I believe I have come up with a way of bringing out detail using a similar technique. My variation on the LLRGB technique described above is much simpler to accomplish than the above procedure. My goal was not necessarily to bring out nebulocity that is weak, but instead to enhance the brighter areas of the nebulocity, to bring out detail which has faded when using the curves/levels functions in Photoshop. My method is good for emission nebula, which has most of its detail in the red channel.
I have used an image of the Eagle Nebula (M16) to demonstrate this simple procedure.
Here is the image, processed using the conventional means - Levels & Curves, and some of Neil Carboni's Astro tools.
This is the image, reporcessed from the same subs as the first image. There is more nebulocity visible, however, the goal in the processing was to enhance the detail in the core. I concentrated on that more than bringing out the fainter nebulocity. No doubt that if I had tried, I probably could have brought out more of the fainter stuff, but that was not the goal in this exercise.
What I did in this image was to take the original RGB image, stretch the curves and levels, but not too extreme. When the nebula is nicely visible in the image, I switched to channels, selected the RED channel only, selected and copied the red channel to a new image. This image is a monochrome (black and white) image of the red channel.
I enhanced this copy more with levels and curves, did some contrast curves, reduced star size and used an unsharp mask on the overall image. Your processing technique might differ, as I'm not an expert at image processing. The idea is to enhance the available detail. You want to enhance the grayscale version to show as much detail as possible.
On the original RGB version which should still be open in another window, blur it slightly, and saturate the colors. There are a few ways to do this, especially on an emission nebula, one of my favorite ways is to use curves on the red channel to enhance everything above the spike, while watching the total color histogram to make sure that you do not shift the overall color balance. Tone down the red in the stars by rolling off some of the red at the right end of the curve. It takes a little time with the curves, but you can get nice results. You can also use lab color, just make certain if you use that method, that you go into the exposure and increase the offset before you do the Lab color thing. Otherwise you can clip the red channel and ruin the image.
Once you have the color image saturated well, you can then go back to your monochrome image, select all of it, copy it and go back to the color image and paste the monochrome over the color image. It will paste the monochrome as a layer.
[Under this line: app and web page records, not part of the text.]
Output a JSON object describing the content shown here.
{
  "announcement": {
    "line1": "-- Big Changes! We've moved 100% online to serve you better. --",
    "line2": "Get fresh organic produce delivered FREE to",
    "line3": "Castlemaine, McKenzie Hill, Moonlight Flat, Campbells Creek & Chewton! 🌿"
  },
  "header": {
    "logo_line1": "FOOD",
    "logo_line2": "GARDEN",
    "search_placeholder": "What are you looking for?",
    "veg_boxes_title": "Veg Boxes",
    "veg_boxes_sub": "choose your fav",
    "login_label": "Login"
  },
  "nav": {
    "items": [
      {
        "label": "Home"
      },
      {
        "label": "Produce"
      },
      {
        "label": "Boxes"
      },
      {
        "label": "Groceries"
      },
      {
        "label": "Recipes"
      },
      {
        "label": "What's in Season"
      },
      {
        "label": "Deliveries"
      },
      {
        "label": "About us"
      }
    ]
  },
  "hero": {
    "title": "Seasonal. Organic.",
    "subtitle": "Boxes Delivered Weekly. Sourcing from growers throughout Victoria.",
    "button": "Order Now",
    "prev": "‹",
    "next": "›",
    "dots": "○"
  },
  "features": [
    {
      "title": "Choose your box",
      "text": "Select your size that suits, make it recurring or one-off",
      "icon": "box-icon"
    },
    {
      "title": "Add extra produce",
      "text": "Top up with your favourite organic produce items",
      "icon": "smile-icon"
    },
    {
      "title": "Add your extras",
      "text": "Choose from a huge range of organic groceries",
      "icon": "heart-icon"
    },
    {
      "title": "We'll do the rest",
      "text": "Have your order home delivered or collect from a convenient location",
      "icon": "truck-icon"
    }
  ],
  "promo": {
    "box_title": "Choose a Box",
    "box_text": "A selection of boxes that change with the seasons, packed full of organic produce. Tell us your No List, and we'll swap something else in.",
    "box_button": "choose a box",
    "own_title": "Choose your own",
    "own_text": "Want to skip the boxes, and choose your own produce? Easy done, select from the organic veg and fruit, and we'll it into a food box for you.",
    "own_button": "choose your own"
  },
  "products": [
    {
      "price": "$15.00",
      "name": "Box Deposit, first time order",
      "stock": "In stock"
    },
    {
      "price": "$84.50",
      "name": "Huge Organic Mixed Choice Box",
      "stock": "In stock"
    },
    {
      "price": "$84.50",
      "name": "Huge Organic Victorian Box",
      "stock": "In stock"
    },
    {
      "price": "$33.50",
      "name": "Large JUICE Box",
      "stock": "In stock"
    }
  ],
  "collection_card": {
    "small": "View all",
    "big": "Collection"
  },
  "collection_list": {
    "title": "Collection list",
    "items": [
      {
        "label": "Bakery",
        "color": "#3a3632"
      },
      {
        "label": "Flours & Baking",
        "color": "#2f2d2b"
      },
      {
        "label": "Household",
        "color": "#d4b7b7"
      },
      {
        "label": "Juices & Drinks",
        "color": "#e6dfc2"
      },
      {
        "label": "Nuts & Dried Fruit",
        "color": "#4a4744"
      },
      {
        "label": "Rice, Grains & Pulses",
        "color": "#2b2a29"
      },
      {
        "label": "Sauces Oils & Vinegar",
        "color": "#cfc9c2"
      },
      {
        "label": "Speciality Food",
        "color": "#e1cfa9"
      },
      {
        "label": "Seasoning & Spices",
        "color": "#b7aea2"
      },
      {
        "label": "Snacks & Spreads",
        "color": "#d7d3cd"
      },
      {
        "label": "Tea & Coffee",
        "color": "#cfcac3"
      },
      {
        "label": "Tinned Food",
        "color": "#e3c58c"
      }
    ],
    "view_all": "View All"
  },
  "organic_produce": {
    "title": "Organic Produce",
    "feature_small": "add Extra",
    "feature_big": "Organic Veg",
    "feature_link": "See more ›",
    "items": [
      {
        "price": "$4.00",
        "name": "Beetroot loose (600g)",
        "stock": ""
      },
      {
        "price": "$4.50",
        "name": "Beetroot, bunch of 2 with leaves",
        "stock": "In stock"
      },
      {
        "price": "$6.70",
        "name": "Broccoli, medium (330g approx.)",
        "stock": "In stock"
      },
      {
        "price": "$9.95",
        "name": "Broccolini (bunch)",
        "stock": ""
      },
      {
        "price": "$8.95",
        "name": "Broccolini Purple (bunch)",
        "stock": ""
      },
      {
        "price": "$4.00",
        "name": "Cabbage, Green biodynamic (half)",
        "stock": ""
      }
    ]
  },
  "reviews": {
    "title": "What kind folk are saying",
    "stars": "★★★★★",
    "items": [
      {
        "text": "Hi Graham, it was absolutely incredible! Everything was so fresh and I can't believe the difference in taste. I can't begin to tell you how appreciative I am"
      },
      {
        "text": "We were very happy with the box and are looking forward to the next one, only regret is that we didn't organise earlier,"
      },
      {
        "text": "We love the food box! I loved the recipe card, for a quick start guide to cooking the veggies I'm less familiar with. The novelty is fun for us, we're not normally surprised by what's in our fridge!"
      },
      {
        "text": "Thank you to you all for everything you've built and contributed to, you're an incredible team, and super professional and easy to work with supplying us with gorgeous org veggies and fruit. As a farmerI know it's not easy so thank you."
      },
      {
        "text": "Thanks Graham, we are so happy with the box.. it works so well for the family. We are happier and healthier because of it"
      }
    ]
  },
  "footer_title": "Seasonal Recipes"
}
Change the layer to a luminance layer. I found that in my image, I just left the opacity to 100%. If you need to back it down some, thats fine. When youre happy, flatten the image, do some small touch up work on the finished image, and youre done.